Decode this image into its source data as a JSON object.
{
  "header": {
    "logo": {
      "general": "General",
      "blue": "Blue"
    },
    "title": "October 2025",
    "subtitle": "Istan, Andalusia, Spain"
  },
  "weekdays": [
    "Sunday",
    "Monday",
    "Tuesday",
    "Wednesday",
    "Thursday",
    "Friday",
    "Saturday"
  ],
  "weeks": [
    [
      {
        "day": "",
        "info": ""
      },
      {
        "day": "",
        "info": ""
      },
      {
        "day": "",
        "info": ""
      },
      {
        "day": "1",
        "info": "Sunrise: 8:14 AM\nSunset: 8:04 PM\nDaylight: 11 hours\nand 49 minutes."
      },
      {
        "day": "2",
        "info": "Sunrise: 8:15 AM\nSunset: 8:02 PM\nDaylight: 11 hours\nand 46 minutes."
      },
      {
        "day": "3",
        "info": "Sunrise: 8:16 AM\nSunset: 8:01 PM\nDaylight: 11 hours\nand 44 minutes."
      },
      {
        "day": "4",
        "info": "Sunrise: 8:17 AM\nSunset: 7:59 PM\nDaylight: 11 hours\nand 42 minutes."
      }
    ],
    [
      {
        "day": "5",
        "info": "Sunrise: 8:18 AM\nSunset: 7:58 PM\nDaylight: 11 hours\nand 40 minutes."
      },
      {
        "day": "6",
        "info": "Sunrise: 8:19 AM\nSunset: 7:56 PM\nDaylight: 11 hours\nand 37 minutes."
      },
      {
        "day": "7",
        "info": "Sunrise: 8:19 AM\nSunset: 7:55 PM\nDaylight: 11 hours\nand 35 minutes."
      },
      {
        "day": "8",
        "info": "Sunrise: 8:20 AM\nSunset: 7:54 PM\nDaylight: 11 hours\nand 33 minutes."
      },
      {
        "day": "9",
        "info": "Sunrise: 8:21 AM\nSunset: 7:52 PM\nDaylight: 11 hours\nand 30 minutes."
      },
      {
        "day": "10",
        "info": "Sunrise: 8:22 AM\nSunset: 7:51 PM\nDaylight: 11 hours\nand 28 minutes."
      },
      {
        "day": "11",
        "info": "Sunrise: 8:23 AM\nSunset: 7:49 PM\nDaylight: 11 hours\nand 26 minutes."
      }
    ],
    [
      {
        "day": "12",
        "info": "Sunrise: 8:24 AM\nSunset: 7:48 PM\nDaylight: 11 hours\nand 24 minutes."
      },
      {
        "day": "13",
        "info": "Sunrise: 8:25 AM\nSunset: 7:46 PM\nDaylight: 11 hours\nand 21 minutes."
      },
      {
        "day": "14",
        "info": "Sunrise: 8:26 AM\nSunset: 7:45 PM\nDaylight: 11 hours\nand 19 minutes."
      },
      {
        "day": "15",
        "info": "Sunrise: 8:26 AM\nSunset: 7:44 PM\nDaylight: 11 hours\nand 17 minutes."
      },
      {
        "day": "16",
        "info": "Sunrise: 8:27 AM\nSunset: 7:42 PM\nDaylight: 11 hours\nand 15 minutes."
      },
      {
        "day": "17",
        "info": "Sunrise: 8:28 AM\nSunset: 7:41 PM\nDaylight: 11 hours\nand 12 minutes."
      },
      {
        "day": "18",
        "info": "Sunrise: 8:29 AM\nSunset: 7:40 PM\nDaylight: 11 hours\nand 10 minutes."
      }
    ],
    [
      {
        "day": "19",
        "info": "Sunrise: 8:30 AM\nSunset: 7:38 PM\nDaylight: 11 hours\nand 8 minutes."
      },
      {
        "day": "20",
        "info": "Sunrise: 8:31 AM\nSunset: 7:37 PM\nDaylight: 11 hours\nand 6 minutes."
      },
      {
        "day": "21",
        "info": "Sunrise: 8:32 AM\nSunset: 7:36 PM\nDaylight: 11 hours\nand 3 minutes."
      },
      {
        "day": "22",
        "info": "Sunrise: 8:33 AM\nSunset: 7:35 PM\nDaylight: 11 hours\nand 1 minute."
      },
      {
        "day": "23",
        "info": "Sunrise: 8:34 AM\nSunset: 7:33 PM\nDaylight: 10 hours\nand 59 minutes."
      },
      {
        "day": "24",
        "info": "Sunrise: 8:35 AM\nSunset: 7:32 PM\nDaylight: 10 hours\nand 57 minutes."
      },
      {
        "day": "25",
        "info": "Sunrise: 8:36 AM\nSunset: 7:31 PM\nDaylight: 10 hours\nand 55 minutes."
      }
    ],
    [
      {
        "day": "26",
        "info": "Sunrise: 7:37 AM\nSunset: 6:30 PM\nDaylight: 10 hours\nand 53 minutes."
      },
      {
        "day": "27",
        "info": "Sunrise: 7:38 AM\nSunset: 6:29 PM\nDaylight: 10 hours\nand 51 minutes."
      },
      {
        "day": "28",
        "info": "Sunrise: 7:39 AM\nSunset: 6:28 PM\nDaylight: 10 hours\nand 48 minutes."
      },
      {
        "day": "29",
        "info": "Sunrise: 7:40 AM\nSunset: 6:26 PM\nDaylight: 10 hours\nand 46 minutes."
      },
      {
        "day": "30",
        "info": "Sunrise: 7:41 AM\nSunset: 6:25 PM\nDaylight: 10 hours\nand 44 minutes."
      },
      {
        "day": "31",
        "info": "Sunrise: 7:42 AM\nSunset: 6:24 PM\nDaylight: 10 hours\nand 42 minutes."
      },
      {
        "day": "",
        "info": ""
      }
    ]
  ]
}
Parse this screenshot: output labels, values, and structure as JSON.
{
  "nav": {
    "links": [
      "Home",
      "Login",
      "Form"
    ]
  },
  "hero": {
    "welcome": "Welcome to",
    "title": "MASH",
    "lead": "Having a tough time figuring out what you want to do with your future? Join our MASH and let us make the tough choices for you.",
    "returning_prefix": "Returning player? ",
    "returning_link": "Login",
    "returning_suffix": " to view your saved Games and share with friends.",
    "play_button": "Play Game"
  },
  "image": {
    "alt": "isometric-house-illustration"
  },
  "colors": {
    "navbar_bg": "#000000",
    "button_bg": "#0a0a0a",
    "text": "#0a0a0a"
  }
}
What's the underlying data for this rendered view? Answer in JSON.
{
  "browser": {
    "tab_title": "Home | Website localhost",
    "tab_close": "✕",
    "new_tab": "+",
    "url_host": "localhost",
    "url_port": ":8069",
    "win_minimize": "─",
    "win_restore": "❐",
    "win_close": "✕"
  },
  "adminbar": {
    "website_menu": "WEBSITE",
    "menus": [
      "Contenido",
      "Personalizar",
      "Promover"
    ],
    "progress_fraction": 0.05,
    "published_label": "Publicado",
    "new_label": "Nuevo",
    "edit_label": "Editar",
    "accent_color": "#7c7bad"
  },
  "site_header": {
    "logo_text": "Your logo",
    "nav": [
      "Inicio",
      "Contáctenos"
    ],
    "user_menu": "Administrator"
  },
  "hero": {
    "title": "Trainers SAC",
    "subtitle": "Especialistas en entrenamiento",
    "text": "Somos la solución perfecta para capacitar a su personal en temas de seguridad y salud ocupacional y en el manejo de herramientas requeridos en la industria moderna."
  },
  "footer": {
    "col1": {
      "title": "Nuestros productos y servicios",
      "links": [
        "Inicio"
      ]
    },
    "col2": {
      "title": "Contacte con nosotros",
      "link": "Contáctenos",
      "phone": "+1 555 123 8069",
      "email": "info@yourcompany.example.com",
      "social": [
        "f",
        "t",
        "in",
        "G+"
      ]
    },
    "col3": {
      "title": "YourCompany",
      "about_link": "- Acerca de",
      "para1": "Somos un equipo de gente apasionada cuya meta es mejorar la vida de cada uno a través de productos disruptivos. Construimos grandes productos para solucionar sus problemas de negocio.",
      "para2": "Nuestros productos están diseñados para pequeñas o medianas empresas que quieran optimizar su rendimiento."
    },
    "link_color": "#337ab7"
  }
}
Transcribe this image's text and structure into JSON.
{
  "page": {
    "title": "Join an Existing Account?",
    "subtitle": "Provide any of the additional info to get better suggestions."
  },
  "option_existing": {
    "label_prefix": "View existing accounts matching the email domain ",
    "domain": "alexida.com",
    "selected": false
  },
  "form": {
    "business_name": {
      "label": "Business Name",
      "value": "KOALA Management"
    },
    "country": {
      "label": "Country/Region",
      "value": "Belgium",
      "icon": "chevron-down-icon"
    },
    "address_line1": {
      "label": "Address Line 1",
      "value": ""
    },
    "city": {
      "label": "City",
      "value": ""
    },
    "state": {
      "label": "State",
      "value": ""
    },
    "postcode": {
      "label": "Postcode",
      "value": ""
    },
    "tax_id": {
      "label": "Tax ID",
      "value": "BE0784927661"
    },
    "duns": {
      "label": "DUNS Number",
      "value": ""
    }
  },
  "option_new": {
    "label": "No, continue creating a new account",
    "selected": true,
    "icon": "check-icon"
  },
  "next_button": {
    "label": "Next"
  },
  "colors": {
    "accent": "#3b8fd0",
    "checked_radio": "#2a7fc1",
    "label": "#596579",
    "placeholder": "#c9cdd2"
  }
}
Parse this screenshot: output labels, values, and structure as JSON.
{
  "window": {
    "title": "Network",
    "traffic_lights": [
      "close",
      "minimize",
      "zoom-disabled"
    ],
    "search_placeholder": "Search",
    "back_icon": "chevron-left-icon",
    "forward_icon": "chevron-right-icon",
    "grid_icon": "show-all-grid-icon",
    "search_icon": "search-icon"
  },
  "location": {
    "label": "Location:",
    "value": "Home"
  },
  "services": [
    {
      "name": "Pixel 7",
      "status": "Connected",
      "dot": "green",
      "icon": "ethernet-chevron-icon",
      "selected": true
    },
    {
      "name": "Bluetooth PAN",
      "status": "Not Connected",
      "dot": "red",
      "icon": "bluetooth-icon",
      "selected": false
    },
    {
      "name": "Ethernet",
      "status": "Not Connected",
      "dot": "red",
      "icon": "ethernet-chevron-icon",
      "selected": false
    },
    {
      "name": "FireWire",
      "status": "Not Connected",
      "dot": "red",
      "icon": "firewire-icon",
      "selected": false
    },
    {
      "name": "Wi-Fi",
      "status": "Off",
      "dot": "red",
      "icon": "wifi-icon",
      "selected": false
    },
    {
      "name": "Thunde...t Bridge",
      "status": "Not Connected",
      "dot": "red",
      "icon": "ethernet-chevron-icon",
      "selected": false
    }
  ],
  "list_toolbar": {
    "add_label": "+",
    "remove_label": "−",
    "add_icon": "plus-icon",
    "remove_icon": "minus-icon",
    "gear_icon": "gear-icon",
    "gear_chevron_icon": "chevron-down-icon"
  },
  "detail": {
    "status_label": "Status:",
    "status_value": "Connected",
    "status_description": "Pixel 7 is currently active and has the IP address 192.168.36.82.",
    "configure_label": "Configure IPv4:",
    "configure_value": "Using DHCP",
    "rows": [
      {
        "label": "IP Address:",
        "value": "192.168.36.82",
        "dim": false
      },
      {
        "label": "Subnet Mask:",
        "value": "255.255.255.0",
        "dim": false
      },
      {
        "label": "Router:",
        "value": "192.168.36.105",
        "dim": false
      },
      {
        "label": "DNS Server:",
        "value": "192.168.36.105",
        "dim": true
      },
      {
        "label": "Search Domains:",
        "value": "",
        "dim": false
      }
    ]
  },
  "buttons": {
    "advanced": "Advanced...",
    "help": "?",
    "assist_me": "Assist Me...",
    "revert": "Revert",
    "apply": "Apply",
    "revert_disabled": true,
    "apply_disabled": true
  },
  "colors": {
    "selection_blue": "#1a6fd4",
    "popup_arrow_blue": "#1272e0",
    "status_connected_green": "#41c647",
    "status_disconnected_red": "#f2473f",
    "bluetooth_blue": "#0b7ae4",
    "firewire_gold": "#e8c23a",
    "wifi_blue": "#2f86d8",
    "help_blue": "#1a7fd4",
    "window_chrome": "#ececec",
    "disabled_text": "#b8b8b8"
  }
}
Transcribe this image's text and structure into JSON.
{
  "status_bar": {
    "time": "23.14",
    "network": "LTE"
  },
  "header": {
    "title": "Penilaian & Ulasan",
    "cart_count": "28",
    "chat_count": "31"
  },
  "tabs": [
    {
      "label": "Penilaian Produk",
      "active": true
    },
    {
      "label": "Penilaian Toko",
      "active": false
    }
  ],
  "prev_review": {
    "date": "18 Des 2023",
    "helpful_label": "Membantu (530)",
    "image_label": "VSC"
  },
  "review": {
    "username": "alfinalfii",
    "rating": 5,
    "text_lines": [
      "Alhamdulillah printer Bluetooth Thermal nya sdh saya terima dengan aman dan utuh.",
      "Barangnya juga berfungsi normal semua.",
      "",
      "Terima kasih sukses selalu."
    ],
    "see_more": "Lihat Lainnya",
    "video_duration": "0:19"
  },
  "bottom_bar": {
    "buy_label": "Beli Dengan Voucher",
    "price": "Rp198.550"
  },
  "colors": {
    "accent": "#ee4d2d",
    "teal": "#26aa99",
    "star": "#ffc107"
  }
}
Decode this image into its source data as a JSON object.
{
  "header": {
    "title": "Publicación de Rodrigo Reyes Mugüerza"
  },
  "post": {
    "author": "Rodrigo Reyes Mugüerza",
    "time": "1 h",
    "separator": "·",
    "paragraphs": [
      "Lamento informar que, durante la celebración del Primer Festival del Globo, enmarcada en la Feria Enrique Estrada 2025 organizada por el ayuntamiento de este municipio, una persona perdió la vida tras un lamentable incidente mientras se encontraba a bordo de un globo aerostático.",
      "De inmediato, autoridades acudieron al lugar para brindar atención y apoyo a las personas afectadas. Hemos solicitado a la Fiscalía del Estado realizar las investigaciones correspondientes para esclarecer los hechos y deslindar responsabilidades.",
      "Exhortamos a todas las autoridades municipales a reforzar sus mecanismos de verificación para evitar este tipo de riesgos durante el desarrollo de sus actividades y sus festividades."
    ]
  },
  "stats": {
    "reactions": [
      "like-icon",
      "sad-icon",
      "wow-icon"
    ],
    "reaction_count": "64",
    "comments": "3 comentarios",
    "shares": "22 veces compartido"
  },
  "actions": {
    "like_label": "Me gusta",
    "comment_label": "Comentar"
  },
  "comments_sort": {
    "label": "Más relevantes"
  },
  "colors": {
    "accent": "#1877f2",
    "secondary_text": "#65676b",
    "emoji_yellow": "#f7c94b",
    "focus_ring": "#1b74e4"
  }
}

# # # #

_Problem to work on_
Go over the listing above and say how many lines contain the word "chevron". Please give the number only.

_Output for this task_
7